The three-year plan sees the appointment of a new executive director for technology policy and innovation
The Information Commissioner's Office (ICO) has published its first strategy paper outlining how it will adapt its regulatory approach in light of new challenges presented by rapidly changing technology.
Among the key goals outlined in the paper, drafted to enhance the regulator's overall technical expertise and understanding, the ICO will educate staff on technological issues, and ensure businesses and the wider public are kept informed on new data protection risks.
The ICO also established, in its plans, three priority areas for 2018/19, including cyber security, AI, and web and cross device tracking.

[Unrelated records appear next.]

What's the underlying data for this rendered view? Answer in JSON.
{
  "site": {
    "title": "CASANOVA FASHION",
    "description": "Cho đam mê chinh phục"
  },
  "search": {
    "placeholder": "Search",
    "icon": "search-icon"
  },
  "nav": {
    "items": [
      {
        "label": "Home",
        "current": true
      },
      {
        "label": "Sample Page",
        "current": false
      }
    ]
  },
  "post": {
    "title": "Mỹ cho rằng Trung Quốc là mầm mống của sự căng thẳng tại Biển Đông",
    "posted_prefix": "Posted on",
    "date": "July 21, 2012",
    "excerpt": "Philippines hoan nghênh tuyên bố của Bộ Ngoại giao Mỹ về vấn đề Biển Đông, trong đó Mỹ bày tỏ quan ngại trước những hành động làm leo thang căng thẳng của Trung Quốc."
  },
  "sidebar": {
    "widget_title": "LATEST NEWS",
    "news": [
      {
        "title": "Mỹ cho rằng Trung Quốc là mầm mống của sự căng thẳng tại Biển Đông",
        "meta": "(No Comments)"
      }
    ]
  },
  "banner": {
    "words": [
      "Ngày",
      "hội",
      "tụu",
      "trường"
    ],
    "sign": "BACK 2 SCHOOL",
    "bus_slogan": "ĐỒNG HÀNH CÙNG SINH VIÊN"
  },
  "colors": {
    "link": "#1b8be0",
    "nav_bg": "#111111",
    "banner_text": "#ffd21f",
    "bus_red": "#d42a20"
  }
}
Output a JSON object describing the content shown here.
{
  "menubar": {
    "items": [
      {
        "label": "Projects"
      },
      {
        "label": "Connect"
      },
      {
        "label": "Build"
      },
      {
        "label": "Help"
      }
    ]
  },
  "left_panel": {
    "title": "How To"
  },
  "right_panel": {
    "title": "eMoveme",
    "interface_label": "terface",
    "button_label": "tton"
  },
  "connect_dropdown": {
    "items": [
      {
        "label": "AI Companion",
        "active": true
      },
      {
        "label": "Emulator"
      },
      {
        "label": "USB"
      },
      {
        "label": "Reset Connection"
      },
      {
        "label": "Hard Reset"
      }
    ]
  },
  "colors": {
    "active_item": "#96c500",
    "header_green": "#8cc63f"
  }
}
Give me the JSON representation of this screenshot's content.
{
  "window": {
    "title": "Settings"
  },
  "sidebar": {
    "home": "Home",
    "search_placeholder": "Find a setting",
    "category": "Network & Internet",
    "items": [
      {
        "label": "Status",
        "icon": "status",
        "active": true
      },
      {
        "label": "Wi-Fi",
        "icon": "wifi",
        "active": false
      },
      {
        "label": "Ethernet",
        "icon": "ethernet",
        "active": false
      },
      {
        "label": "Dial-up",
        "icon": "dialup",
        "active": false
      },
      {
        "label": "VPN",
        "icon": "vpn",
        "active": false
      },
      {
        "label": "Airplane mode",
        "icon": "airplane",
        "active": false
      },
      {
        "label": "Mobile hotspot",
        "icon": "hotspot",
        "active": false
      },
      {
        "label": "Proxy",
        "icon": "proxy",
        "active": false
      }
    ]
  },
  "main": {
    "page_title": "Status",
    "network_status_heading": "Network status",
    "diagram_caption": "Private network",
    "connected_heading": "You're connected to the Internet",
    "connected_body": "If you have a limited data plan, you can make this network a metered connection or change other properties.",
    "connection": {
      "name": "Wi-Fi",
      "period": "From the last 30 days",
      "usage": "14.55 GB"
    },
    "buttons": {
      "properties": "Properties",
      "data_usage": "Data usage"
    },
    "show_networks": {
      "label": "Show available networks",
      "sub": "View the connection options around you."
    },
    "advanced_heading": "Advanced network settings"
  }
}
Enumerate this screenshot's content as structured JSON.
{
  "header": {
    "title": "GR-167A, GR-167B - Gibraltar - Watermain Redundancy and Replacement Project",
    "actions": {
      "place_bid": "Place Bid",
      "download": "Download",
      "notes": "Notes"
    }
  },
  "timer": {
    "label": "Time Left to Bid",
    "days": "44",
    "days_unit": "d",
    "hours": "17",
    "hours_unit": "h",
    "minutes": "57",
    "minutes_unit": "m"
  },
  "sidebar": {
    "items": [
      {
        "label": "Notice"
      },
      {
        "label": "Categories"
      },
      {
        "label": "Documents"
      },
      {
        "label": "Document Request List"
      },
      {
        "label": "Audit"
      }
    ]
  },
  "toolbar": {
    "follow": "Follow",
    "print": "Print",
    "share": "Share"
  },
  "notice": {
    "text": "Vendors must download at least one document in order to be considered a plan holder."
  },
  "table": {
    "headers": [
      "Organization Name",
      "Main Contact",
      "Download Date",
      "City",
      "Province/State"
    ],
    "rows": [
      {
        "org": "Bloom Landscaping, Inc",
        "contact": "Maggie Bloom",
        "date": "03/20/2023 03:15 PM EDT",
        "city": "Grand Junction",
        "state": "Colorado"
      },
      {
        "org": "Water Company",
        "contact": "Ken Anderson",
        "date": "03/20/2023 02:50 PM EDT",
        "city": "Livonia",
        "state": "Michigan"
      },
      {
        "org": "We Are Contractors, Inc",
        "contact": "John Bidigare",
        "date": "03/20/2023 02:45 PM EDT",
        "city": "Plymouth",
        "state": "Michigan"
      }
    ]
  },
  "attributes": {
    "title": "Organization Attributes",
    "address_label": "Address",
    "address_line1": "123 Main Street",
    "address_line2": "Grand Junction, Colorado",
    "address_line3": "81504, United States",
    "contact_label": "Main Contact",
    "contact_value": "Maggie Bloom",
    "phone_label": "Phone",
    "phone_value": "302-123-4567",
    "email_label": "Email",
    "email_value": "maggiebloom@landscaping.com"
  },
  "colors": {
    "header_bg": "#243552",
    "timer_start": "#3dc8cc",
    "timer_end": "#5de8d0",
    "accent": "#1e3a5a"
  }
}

The data regulator will develop an action plan for each area which it plans to review and update annually.
The new three-year strategy is part of the ICO's wider efforts to strengthen its commitment to technology and innovation, which includes the appointment of Simon McDougall as the first executive director for technology policy and innovation.
McDougall, the former managing director of IBM-owned consultancy firm Promontory, is a "well-known international figure in the world of information rights," according to the ICO, and has also served on the board of a number of international bodies committed to upholding citizens' data and information rights.
"I am honoured to have the opportunity to join the ICO and lead their work in this critical area," McDougall said. "Technological change continues to accelerate, and it is vital that the ICO remains constructively and robustly engaged as organisations innovate in the use of personal data."
Also among the ICO's plans is the launch of a 'regulatory sandbox' in which organisations can develop innovative tools and services with assistance and guidance from the ICO. The regulator plans to consult on the implementation of this scheme later in 2018.
"Technology is driving changes to the societal, political, legal and business environment that the Information Commissioner's Office (ICO) needs to regulate," Information Commissioner Elizabeth Denham wrote in the foreword of the new strategy.
"The most significant data protection risks to individuals are now driven by the use of new technologies. The risks are broad - from cyber-attacks to the growth of artificial intelligence and machine learning."
"The GDPR contains new provisions to better regulate the risks arising from technology, including data protection by design and data protection impact assessments.
"These advances need not come at the expense of data protection and privacy rights - the ICO's approach to technology will be underpinned by the concept that privacy and innovation are not mutually exclusive."
The ICO has faced numerous challenges in the last few months in light of a massive data misuse scandal involving Facebook and the now-defunct Cambridge Analytica, which perhaps gave the regulator a taste of the issues it could expect to face in an increasingly-digitised landscape.
Its investigations into the misuse of personal data in political campaigns, which spans a vast number of organisations, led to Facebook last month being fined 500,000 - the maximum under the Data Protection Act 1998. The full results of the ICO's investigation are expected to be published by the end of the year.